Whenever a line below mentions the word "JSON", that line should be copied.

_INFORMATION SHOWN_
================
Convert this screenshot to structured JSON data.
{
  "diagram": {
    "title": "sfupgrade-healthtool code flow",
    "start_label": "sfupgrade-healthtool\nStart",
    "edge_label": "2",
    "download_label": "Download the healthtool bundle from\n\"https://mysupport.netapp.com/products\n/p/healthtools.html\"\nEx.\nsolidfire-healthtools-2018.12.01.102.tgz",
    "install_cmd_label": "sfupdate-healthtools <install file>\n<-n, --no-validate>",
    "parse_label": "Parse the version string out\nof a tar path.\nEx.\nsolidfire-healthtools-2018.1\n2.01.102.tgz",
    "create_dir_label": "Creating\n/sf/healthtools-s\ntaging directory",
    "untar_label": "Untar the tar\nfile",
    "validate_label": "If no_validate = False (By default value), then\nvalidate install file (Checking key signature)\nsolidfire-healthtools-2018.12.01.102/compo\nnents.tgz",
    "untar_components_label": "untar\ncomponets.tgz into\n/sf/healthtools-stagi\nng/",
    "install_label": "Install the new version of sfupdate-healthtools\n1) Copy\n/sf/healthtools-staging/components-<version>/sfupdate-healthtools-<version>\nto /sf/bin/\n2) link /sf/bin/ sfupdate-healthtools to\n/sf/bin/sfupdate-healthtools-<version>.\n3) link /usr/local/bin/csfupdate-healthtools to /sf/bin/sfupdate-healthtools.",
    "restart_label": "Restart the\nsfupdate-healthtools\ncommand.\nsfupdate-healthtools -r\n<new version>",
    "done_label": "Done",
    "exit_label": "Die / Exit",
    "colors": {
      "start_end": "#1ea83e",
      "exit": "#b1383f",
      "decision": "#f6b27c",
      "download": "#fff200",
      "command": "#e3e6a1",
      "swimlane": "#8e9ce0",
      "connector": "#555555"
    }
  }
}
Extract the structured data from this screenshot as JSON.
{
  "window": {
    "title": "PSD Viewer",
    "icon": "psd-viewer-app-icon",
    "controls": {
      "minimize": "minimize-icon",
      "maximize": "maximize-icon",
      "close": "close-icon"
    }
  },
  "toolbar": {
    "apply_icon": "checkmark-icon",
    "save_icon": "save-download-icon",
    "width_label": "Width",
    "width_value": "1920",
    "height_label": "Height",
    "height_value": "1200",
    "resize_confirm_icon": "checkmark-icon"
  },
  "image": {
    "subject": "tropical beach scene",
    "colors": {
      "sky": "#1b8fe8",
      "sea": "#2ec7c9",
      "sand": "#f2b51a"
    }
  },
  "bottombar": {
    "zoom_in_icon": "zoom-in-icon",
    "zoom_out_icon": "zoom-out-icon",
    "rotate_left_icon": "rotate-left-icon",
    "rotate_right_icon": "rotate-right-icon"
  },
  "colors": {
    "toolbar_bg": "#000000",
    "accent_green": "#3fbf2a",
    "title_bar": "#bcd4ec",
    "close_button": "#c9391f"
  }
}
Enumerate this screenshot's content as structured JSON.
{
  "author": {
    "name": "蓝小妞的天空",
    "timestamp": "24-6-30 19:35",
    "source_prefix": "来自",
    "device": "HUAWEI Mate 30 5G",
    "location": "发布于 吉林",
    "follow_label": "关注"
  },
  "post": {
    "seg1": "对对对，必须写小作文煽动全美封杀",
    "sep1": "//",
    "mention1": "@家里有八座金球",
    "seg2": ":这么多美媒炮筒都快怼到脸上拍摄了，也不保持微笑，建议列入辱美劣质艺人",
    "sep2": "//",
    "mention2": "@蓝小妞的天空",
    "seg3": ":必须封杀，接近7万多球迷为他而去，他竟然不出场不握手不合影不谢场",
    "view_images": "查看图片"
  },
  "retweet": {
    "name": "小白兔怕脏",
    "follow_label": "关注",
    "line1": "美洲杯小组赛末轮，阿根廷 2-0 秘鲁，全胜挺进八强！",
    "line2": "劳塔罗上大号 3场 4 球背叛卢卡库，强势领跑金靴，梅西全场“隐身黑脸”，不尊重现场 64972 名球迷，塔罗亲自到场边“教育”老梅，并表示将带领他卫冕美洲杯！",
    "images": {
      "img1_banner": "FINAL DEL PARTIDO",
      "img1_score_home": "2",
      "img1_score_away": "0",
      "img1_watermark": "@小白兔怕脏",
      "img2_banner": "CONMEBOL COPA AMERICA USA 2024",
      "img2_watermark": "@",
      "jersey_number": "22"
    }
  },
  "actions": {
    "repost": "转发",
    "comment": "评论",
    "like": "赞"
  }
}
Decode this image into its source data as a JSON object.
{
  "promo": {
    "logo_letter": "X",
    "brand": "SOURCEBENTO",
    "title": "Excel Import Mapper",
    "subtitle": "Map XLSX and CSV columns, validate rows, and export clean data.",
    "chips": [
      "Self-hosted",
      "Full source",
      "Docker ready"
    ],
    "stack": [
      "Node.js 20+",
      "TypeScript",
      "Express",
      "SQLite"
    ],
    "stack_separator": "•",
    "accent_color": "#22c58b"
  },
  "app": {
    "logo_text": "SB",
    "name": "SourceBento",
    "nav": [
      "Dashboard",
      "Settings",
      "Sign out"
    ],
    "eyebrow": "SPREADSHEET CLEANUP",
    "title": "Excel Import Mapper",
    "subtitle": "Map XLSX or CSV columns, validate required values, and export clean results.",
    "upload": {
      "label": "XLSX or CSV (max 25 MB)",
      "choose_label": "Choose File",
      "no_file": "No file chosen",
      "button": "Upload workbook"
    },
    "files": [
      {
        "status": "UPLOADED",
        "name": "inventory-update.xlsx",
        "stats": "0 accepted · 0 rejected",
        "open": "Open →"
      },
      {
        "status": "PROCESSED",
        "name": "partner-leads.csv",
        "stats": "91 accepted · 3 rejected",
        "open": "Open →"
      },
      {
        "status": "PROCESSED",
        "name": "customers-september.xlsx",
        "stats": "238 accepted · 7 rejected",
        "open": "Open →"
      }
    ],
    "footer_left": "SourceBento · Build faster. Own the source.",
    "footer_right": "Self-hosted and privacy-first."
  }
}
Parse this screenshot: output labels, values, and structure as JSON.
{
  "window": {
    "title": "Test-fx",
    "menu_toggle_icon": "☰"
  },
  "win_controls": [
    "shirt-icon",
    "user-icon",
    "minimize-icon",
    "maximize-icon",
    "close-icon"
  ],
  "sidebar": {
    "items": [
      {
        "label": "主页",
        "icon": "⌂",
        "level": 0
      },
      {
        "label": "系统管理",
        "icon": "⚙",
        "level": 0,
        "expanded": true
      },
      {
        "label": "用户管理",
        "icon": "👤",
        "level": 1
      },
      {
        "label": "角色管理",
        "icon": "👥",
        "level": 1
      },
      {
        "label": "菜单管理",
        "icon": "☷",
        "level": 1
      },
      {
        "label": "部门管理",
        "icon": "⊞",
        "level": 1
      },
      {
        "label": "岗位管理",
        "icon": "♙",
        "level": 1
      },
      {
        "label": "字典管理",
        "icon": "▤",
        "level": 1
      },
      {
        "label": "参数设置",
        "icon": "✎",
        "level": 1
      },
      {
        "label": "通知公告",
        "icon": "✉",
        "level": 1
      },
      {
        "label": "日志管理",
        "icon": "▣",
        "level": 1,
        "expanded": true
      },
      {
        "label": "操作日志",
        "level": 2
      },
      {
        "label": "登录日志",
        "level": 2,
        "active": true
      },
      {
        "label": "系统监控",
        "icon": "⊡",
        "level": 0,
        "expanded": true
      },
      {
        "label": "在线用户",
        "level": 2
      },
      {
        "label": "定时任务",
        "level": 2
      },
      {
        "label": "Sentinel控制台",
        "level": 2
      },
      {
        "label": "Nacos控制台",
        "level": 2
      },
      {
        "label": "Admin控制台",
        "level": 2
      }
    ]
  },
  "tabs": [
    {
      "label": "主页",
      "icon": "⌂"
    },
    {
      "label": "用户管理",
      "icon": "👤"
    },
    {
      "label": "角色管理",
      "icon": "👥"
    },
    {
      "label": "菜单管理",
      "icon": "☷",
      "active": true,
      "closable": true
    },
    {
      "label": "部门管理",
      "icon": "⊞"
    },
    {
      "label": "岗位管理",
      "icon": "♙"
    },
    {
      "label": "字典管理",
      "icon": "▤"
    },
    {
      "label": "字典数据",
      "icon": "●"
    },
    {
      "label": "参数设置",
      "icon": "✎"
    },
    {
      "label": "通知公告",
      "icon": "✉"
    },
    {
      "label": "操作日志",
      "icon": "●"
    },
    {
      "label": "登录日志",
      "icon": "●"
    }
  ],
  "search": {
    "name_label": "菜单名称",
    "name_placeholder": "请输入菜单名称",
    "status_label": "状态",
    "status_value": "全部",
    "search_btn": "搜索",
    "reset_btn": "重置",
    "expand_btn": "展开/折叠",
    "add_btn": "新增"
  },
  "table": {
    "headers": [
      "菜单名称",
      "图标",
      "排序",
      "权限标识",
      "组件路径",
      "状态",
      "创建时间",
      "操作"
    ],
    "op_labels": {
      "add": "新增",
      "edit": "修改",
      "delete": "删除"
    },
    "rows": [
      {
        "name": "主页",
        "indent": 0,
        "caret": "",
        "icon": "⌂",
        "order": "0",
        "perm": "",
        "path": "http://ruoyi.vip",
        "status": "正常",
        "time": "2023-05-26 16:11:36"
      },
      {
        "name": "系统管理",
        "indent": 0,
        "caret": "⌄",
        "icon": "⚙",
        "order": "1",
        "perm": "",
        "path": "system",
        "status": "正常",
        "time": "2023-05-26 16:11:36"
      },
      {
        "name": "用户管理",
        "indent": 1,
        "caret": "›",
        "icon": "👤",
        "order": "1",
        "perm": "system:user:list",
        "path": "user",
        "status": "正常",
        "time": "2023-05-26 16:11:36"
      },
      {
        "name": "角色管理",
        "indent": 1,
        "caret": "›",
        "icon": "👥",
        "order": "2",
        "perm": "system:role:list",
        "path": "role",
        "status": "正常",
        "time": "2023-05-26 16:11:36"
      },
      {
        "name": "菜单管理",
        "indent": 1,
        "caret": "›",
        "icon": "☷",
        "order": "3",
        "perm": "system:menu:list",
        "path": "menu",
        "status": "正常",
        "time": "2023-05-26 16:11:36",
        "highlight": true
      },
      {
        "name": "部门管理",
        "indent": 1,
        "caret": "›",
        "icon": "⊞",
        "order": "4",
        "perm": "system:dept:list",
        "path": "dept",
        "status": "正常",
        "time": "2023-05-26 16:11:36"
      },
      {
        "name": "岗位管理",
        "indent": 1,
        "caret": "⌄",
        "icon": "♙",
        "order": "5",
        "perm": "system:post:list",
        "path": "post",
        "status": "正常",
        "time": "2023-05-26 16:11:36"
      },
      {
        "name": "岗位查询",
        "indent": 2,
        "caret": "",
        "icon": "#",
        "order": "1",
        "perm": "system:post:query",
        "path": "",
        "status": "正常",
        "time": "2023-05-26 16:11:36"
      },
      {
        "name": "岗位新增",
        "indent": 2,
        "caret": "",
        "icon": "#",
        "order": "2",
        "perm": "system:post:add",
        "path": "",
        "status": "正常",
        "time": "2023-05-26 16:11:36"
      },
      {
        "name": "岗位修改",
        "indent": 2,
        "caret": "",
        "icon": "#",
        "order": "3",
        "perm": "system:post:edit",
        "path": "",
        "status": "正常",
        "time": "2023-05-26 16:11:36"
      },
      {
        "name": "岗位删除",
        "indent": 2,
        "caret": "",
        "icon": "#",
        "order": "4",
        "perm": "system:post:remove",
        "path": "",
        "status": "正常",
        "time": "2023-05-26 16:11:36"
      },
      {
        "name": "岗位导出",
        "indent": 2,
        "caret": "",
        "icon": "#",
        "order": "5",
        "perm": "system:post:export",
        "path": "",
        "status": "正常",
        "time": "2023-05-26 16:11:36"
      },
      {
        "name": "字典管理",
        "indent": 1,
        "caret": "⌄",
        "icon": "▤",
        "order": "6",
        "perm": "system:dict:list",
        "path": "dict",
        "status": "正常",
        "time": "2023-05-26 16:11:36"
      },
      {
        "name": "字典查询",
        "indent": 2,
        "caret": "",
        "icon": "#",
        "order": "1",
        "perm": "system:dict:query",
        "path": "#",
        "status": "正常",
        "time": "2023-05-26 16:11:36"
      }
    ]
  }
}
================
_THE ANSWER_
Convert this screenshot to structured JSON data.
Extract the structured data from this screenshot as JSON.
Enumerate this screenshot's content as structured JSON.
Decode this image into its source data as a JSON object.
Parse this screenshot: output labels, values, and structure as JSON.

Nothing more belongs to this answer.